_WORK TASK_:
Retype all the data word for word.

_DATA EXTRACT_:
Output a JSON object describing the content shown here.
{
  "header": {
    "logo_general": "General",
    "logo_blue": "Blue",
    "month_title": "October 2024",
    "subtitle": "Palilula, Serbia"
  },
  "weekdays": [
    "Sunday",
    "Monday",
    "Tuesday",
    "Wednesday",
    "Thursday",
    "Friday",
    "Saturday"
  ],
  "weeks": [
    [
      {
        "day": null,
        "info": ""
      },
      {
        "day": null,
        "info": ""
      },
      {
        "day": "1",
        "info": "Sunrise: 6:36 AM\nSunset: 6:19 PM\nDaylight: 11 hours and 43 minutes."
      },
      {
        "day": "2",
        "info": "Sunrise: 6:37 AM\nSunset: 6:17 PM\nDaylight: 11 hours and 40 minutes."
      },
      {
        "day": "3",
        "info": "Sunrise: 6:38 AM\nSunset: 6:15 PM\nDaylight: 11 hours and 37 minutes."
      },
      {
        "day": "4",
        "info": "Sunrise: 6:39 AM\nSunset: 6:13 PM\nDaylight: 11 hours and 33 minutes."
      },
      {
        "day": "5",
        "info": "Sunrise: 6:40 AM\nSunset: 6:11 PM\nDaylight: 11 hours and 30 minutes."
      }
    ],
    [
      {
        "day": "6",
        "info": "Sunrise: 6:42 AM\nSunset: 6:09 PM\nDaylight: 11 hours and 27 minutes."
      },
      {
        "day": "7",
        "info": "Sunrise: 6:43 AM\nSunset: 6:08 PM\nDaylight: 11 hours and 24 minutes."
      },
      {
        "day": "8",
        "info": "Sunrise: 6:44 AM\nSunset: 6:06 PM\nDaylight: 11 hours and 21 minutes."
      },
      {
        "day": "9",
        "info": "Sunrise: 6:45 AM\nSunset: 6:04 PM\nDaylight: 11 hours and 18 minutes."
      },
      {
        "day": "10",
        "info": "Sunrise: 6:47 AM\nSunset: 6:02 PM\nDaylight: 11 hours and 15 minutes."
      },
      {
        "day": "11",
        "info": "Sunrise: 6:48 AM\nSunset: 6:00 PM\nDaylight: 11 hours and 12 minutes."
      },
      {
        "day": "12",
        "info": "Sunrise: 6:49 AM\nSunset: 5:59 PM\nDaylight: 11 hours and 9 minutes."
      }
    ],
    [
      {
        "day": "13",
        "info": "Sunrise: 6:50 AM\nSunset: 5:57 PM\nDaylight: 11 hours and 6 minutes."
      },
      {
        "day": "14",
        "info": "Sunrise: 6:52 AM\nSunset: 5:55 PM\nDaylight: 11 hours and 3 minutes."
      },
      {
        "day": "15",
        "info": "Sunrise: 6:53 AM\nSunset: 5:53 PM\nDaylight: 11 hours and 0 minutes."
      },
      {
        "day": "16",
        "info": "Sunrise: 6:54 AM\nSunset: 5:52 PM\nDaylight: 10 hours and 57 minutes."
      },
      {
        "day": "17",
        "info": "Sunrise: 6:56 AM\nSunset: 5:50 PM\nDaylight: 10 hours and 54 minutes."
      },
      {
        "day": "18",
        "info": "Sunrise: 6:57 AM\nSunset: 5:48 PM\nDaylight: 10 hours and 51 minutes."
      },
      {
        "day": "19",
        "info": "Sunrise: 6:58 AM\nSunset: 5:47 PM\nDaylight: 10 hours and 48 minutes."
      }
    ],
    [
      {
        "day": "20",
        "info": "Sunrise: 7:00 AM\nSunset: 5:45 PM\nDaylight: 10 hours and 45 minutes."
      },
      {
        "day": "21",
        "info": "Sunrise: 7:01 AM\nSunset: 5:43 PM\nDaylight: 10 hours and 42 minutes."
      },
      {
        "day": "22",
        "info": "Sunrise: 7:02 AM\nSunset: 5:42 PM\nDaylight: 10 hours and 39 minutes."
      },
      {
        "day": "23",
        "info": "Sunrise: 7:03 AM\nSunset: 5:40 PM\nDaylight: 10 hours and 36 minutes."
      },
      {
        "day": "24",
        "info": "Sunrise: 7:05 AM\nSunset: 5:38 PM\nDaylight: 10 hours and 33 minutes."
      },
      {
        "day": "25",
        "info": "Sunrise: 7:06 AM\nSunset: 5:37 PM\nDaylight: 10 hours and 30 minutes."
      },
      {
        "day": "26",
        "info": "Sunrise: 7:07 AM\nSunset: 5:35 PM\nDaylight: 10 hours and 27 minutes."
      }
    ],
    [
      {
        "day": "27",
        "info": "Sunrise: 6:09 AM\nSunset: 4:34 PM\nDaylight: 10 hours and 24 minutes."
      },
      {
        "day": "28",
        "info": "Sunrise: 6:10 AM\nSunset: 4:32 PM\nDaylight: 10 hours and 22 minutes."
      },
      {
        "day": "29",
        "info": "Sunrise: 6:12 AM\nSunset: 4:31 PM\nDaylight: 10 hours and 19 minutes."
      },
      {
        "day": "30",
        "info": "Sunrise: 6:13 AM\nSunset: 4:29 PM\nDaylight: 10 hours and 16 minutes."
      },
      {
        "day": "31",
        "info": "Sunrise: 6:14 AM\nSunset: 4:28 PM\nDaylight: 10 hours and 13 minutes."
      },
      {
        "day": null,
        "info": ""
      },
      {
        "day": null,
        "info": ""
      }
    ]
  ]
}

_OUTPUT FOR THIS TASK_:
Output a JSON object describing the content shown here.
{
  "header": {
    "logo_general": "General",
    "logo_blue": "Blue",
    "month_title": "October 2024",
    "subtitle": "Palilula, Serbia"
  },
  "weekdays": [
    "Sunday",
    "Monday",
    "Tuesday",
    "Wednesday",
    "Thursday",
    "Friday",
    "Saturday"
  ],
  "weeks": [
    [
      {
        "day": null,
        "info": ""
      },
      {
        "day": null,
        "info": ""
      },
      {
        "day": "1",
        "info": "Sunrise: 6:36 AM\nSunset: 6:19 PM\nDaylight: 11 hours and 43 minutes."
      },
      {
        "day": "2",
        "info": "Sunrise: 6:37 AM\nSunset: 6:17 PM\nDaylight: 11 hours and 40 minutes."
      },
      {
        "day": "3",
        "info": "Sunrise: 6:38 AM\nSunset: 6:15 PM\nDaylight: 11 hours and 37 minutes."
      },
      {
        "day": "4",
        "info": "Sunrise: 6:39 AM\nSunset: 6:13 PM\nDaylight: 11 hours and 33 minutes."
      },
      {
        "day": "5",
        "info": "Sunrise: 6:40 AM\nSunset: 6:11 PM\nDaylight: 11 hours and 30 minutes."
      }
    ],
    [
      {
        "day": "6",
        "info": "Sunrise: 6:42 AM\nSunset: 6:09 PM\nDaylight: 11 hours and 27 minutes."
      },
      {
        "day": "7",
        "info": "Sunrise: 6:43 AM\nSunset: 6:08 PM\nDaylight: 11 hours and 24 minutes."
      },
      {
        "day": "8",
        "info": "Sunrise: 6:44 AM\nSunset: 6:06 PM\nDaylight: 11 hours and 21 minutes."
      },
      {
        "day": "9",
        "info": "Sunrise: 6:45 AM\nSunset: 6:04 PM\nDaylight: 11 hours and 18 minutes."
      },
      {
        "day": "10",
        "info": "Sunrise: 6:47 AM\nSunset: 6:02 PM\nDaylight: 11 hours and 15 minutes."
      },
      {
        "day": "11",
        "info": "Sunrise: 6:48 AM\nSunset: 6:00 PM\nDaylight: 11 hours and 12 minutes."
      },
      {
        "day": "12",
        "info": "Sunrise: 6:49 AM\nSunset: 5:59 PM\nDaylight: 11 hours and 9 minutes."
      }
    ],
    [
      {
        "day": "13",
        "info": "Sunrise: 6:50 AM\nSunset: 5:57 PM\nDaylight: 11 hours and 6 minutes."
      },
      {
        "day": "14",
        "info": "Sunrise: 6:52 AM\nSunset: 5:55 PM\nDaylight: 11 hours and 3 minutes."
      },
      {
        "day": "15",
        "info": "Sunrise: 6:53 AM\nSunset: 5:53 PM\nDaylight: 11 hours and 0 minutes."
      },
      {
        "day": "16",
        "info": "Sunrise: 6:54 AM\nSunset: 5:52 PM\nDaylight: 10 hours and 57 minutes."
      },
      {
        "day": "17",
        "info": "Sunrise: 6:56 AM\nSunset: 5:50 PM\nDaylight: 10 hours and 54 minutes."
      },
      {
        "day": "18",
        "info": "Sunrise: 6:57 AM\nSunset: 5:48 PM\nDaylight: 10 hours and 51 minutes."
      },
      {
        "day": "19",
        "info": "Sunrise: 6:58 AM\nSunset: 5:47 PM\nDaylight: 10 hours and 48 minutes."
      }
    ],
    [
      {
        "day": "20",
        "info": "Sunrise: 7:00 AM\nSunset: 5:45 PM\nDaylight: 10 hours and 45 minutes."
      },
      {
        "day": "21",
        "info": "Sunrise: 7:01 AM\nSunset: 5:43 PM\nDaylight: 10 hours and 42 minutes."
      },
      {
        "day": "22",
        "info": "Sunrise: 7:02 AM\nSunset: 5:42 PM\nDaylight: 10 hours and 39 minutes."
      },
      {
        "day": "23",
        "info": "Sunrise: 7:03 AM\nSunset: 5:40 PM\nDaylight: 10 hours and 36 minutes."
      },
      {
        "day": "24",
        "info": "Sunrise: 7:05 AM\nSunset: 5:38 PM\nDaylight: 10 hours and 33 minutes."
      },
      {
        "day": "25",
        "info": "Sunrise: 7:06 AM\nSunset: 5:37 PM\nDaylight: 10 hours and 30 minutes."
      },
      {
        "day": "26",
        "info": "Sunrise: 7:07 AM\nSunset: 5:35 PM\nDaylight: 10 hours and 27 minutes."
      }
    ],
    [
      {
        "day": "27",
        "info": "Sunrise: 6:09 AM\nSunset: 4:34 PM\nDaylight: 10 hours and 24 minutes."
      },
      {
        "day": "28",
        "info": "Sunrise: 6:10 AM\nSunset: 4:32 PM\nDaylight: 10 hours and 22 minutes."
      },
      {
        "day": "29",
        "info": "Sunrise: 6:12 AM\nSunset: 4:31 PM\nDaylight: 10 hours and 19 minutes."
      },
      {
        "day": "30",
        "info": "Sunrise: 6:13 AM\nSunset: 4:29 PM\nDaylight: 10 hours and 16 minutes."
      },
      {
        "day": "31",
        "info": "Sunrise: 6:14 AM\nSunset: 4:28 PM\nDaylight: 10 hours and 13 minutes."
      },
      {
        "day": null,
        "info": ""
      },
      {
        "day": null,
        "info": ""
      }
    ]
  ]
}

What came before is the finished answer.